#### Task requirements:
All lines holding the word "value" in the listing below need to be copied.

Extracted information: Begin

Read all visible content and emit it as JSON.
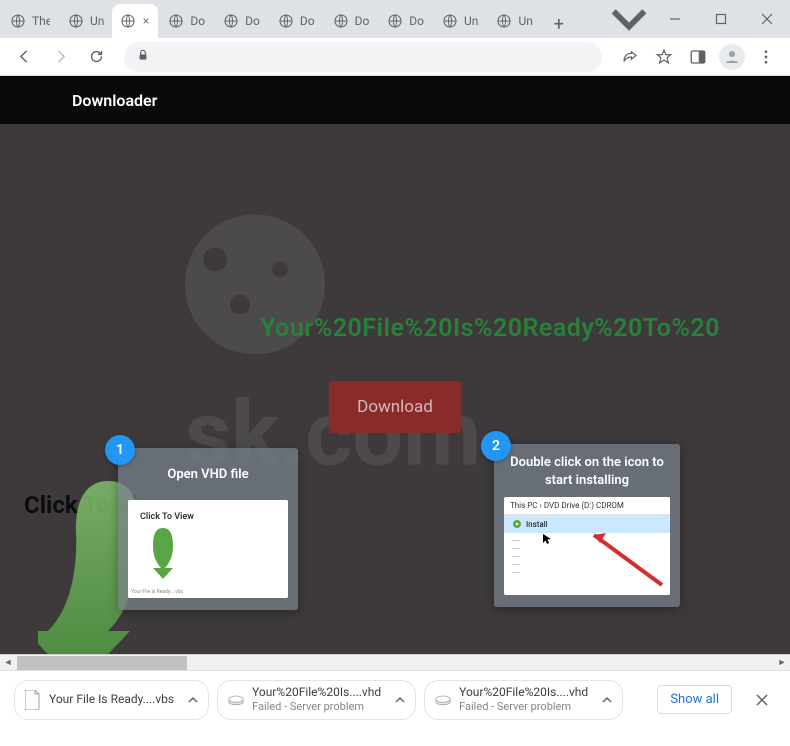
{
  "browser": {
    "tabs": [
      {
        "label": "The",
        "active": false
      },
      {
        "label": "Un",
        "active": false
      },
      {
        "label": "",
        "active": true
      },
      {
        "label": "Do",
        "active": false
      },
      {
        "label": "Do",
        "active": false
      },
      {
        "label": "Do",
        "active": false
      },
      {
        "label": "Do",
        "active": false
      },
      {
        "label": "Do",
        "active": false
      },
      {
        "label": "Un",
        "active": false
      },
      {
        "label": "Un",
        "active": false
      }
    ]
  },
  "page": {
    "app_title": "Downloader",
    "headline": "Your%20File%20Is%20Ready%20To%20",
    "download_label": "Download",
    "click_to_view": "Click To View",
    "steps": [
      {
        "num": "1",
        "title": "Open VHD file",
        "mock_label": "Click To View"
      },
      {
        "num": "2",
        "title": "Double click on the icon to start installing",
        "breadcrumb": "This PC  ›  DVD Drive (D:) CDROM",
        "item": "Install"
      }
    ]
  },
  "downloads": {
    "items": [
      {
        "name": "Your File Is Ready....vbs",
        "status": ""
      },
      {
        "name": "Your%20File%20Is....vhd",
        "status": "Failed - Server problem"
      },
      {
        "name": "Your%20File%20Is....vhd",
        "status": "Failed - Server problem"
      }
    ],
    "show_all": "Show all"
  }
}
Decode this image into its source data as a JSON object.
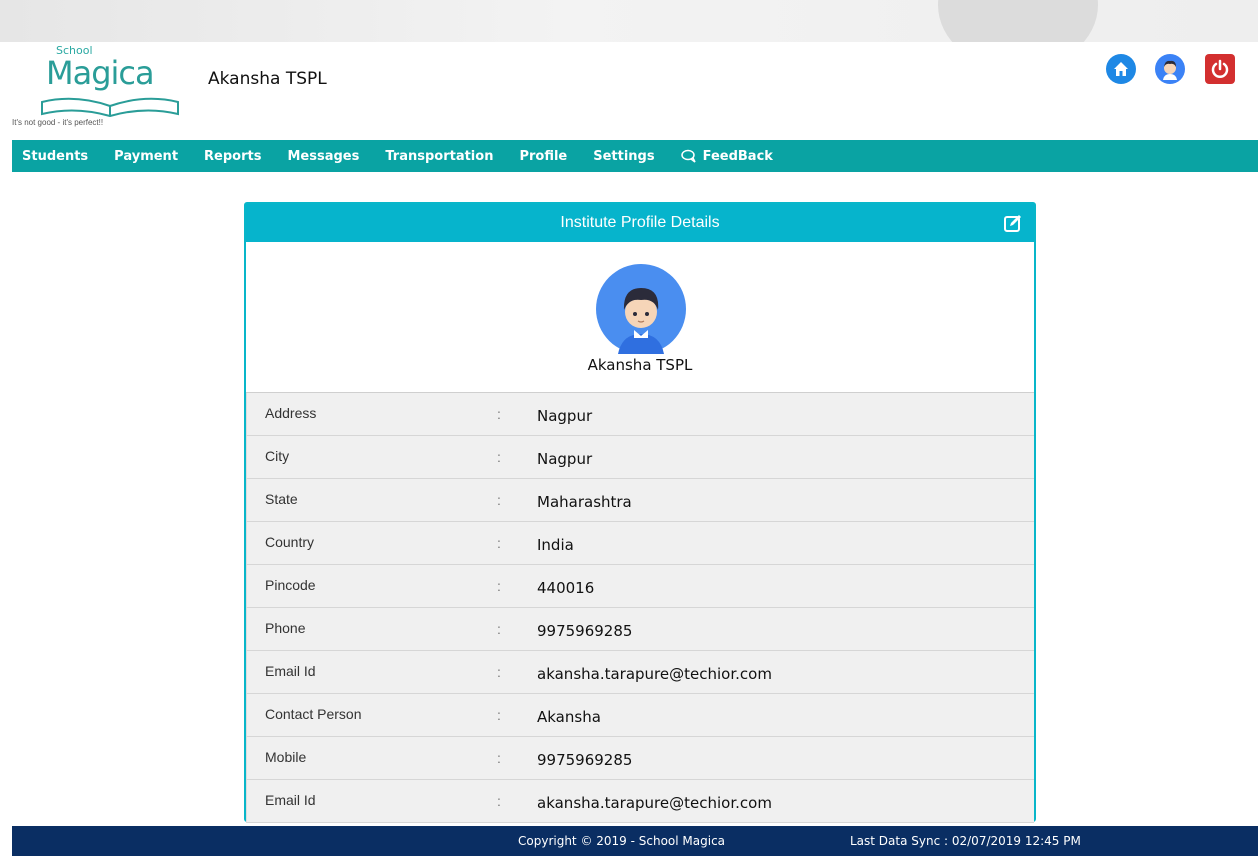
{
  "header": {
    "logo": {
      "top_text": "School",
      "main_text": "Magica",
      "tagline": "It's not good - it's perfect!!"
    },
    "title": "Akansha TSPL",
    "icons": {
      "home": "home-icon",
      "user": "user-avatar-icon",
      "power": "power-icon"
    }
  },
  "nav": {
    "items": [
      {
        "label": "Students"
      },
      {
        "label": "Payment"
      },
      {
        "label": "Reports"
      },
      {
        "label": "Messages"
      },
      {
        "label": "Transportation"
      },
      {
        "label": "Profile"
      },
      {
        "label": "Settings"
      },
      {
        "label": "FeedBack",
        "icon": "chat-icon"
      }
    ]
  },
  "card": {
    "title": "Institute Profile Details",
    "edit_icon": "edit-icon",
    "profile_name": "Akansha TSPL",
    "rows": [
      {
        "label": "Address",
        "value": "Nagpur"
      },
      {
        "label": "City",
        "value": "Nagpur"
      },
      {
        "label": "State",
        "value": "Maharashtra"
      },
      {
        "label": "Country",
        "value": "India"
      },
      {
        "label": "Pincode",
        "value": "440016"
      },
      {
        "label": "Phone",
        "value": "9975969285"
      },
      {
        "label": "Email Id",
        "value": "akansha.tarapure@techior.com"
      },
      {
        "label": "Contact Person",
        "value": "Akansha"
      },
      {
        "label": "Mobile",
        "value": "9975969285"
      },
      {
        "label": "Email Id",
        "value": "akansha.tarapure@techior.com"
      }
    ],
    "separator": ":"
  },
  "footer": {
    "copyright": "Copyright © 2019 - School Magica",
    "sync": "Last Data Sync : 02/07/2019 12:45 PM"
  },
  "colors": {
    "nav_bg": "#0aa3a3",
    "card_head": "#06b4cc",
    "footer_bg": "#0a2e63"
  }
}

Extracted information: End

#### The answer:
        "value": "Nagpur"
        "value": "Nagpur"
        "value": "Maharashtra"
        "value": "India"
        "value": "440016"
        "value": "9975969285"
        "value": "akansha.tarapure@techior.com"
        "value": "Akansha"
        "value": "9975969285"
        "value": "akansha.tarapure@techior.com"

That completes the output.